Material provided —
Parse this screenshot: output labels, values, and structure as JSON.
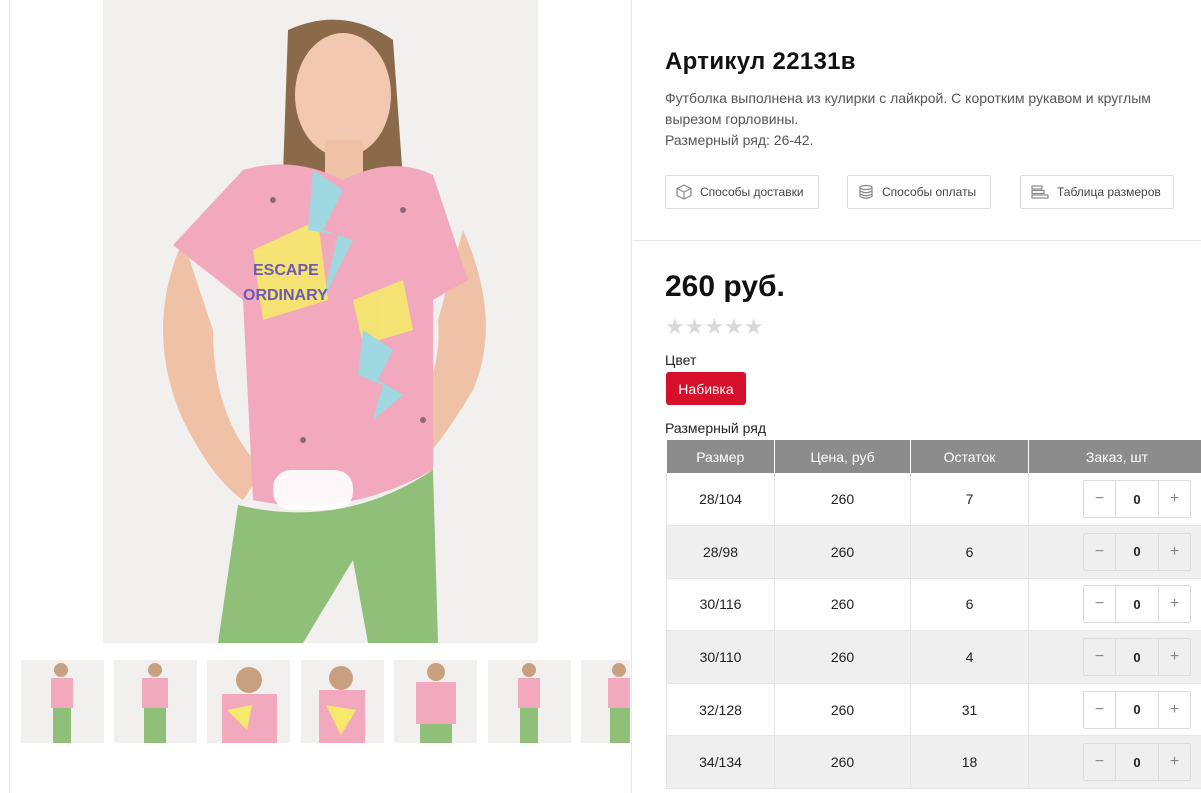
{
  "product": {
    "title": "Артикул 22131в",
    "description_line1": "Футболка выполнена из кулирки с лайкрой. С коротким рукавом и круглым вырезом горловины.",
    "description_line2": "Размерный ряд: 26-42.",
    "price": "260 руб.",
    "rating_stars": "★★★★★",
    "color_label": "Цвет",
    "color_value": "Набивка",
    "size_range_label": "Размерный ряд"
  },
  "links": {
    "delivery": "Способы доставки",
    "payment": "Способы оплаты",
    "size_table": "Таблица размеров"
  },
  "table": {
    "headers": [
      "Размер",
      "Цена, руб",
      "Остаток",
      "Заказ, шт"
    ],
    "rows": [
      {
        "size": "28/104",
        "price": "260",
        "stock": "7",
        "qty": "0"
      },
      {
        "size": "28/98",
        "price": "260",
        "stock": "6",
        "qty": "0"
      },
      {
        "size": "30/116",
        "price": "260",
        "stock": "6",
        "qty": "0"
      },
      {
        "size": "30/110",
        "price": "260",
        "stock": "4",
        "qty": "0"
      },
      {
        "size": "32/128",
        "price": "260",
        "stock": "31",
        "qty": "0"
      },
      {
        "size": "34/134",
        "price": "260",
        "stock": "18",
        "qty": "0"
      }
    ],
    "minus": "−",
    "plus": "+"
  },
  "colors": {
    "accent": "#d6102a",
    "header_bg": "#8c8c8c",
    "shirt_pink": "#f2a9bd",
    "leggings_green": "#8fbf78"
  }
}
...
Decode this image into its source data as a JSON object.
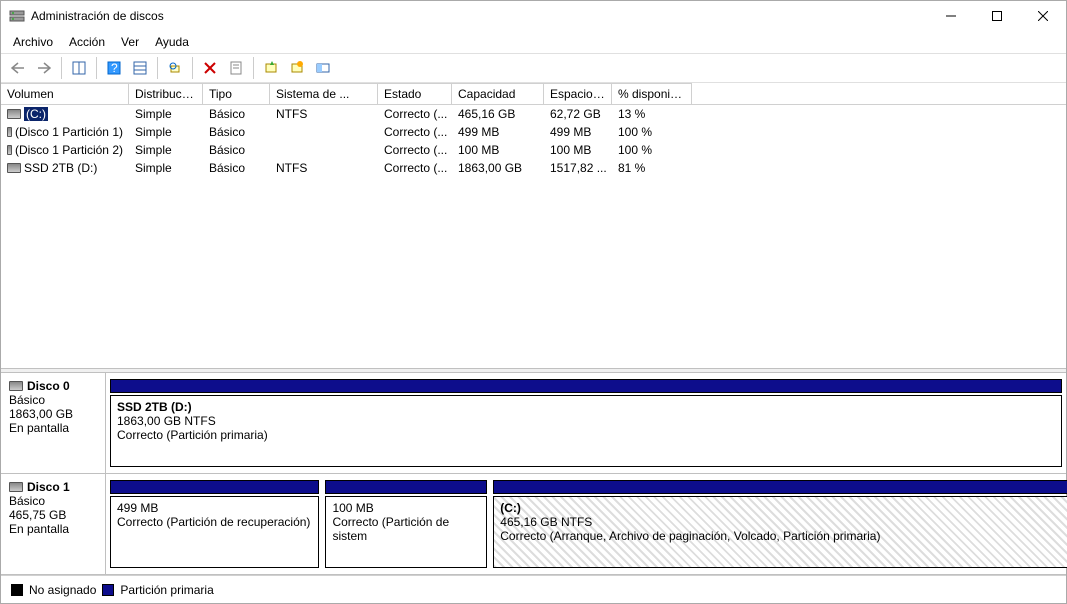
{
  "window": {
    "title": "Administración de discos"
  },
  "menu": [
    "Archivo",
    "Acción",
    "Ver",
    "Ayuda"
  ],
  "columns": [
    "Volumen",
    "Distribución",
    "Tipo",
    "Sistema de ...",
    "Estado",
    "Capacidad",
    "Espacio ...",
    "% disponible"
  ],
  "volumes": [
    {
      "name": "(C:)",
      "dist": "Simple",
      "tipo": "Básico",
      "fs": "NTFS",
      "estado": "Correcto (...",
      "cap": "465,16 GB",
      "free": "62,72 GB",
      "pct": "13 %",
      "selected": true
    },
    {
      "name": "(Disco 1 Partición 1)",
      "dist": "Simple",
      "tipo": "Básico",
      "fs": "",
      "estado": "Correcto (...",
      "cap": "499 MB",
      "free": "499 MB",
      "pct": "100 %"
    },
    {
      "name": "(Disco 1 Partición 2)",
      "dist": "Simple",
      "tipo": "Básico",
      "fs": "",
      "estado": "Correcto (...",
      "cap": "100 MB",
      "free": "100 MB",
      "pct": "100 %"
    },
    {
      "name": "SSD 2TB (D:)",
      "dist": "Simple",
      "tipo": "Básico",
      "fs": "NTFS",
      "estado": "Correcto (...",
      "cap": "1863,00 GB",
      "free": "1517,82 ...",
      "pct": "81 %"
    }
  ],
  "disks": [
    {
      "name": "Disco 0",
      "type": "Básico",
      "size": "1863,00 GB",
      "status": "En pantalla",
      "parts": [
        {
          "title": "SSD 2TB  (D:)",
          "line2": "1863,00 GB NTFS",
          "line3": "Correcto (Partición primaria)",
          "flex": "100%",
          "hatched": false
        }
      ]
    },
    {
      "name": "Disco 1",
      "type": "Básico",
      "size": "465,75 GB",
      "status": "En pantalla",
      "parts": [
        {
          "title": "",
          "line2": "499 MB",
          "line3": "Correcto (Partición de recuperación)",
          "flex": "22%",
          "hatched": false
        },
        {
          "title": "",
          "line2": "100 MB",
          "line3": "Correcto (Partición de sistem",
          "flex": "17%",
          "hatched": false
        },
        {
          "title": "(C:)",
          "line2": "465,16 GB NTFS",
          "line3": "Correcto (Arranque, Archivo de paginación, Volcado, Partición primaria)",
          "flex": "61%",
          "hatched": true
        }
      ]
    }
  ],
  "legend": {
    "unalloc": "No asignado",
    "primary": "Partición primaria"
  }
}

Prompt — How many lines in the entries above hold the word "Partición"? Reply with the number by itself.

Response to this task — 7